# [Action item]
For each entry below, write an exact copy and leave out the images.

# [Task material]
=== Begin Enclosure ===

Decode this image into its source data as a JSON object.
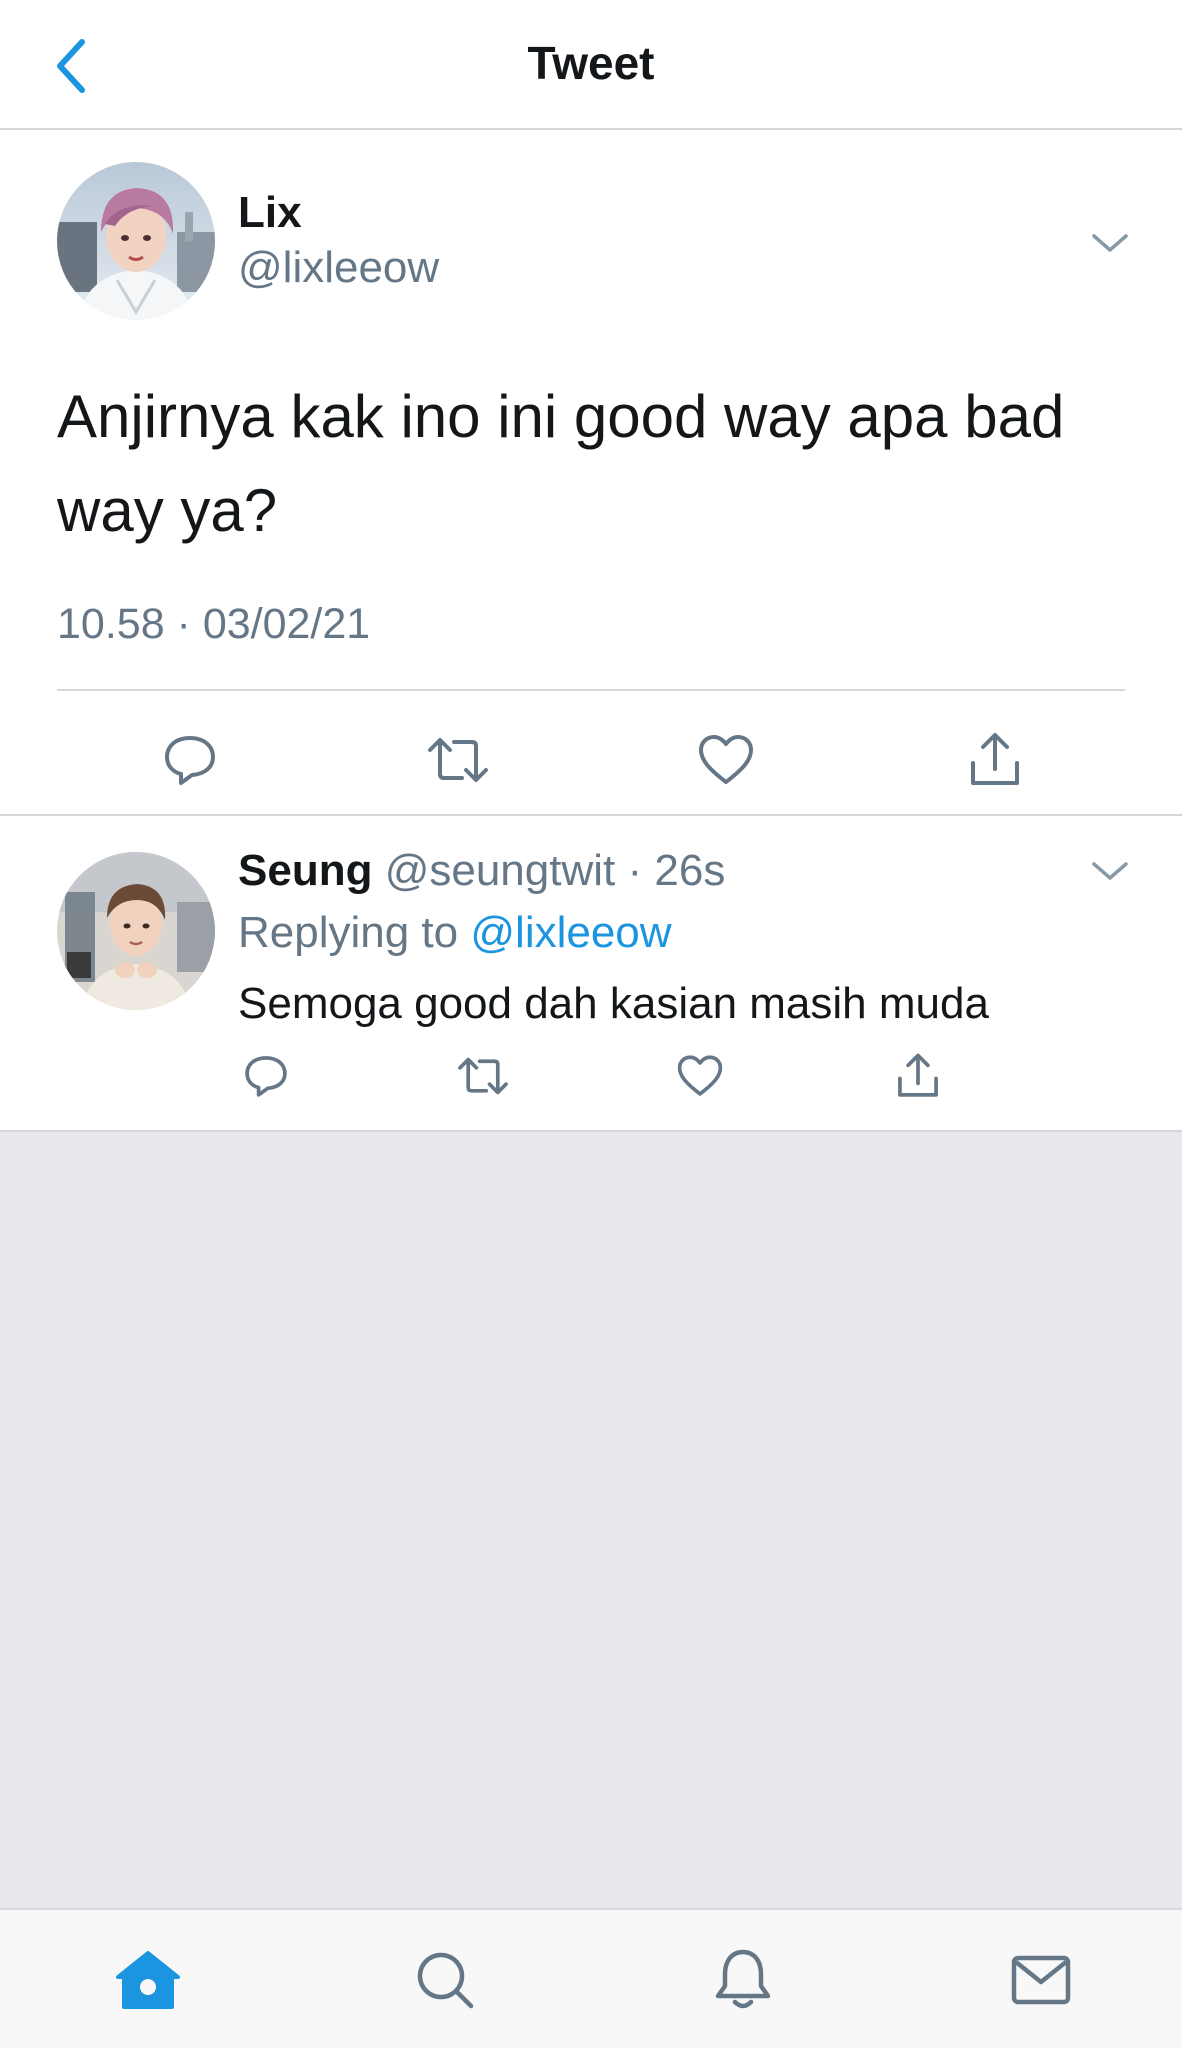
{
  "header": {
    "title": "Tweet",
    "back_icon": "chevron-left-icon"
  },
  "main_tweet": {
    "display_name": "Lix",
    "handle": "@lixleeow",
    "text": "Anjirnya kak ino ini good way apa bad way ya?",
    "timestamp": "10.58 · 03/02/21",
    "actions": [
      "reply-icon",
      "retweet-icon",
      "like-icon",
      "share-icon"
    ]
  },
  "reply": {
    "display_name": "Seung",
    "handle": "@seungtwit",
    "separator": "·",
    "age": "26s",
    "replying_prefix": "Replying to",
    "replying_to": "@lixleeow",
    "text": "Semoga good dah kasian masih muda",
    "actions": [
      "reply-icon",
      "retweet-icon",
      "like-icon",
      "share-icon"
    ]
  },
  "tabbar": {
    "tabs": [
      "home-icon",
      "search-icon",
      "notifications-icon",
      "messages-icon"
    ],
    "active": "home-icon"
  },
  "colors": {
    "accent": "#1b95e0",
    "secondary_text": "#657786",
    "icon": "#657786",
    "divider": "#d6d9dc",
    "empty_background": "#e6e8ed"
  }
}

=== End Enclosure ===

# [The completed task]
Decode this image into its source data as a JSON object.
{
  "header": {
    "title": "Tweet",
    "back_icon": "chevron-left-icon"
  },
  "main_tweet": {
    "display_name": "Lix",
    "handle": "@lixleeow",
    "text": "Anjirnya kak ino ini good way apa bad way ya?",
    "timestamp": "10.58 · 03/02/21",
    "actions": [
      "reply-icon",
      "retweet-icon",
      "like-icon",
      "share-icon"
    ]
  },
  "reply": {
    "display_name": "Seung",
    "handle": "@seungtwit",
    "separator": "·",
    "age": "26s",
    "replying_prefix": "Replying to",
    "replying_to": "@lixleeow",
    "text": "Semoga good dah kasian masih muda",
    "actions": [
      "reply-icon",
      "retweet-icon",
      "like-icon",
      "share-icon"
    ]
  },
  "tabbar": {
    "tabs": [
      "home-icon",
      "search-icon",
      "notifications-icon",
      "messages-icon"
    ],
    "active": "home-icon"
  },
  "colors": {
    "accent": "#1b95e0",
    "secondary_text": "#657786",
    "icon": "#657786",
    "divider": "#d6d9dc",
    "empty_background": "#e6e8ed"
  }
}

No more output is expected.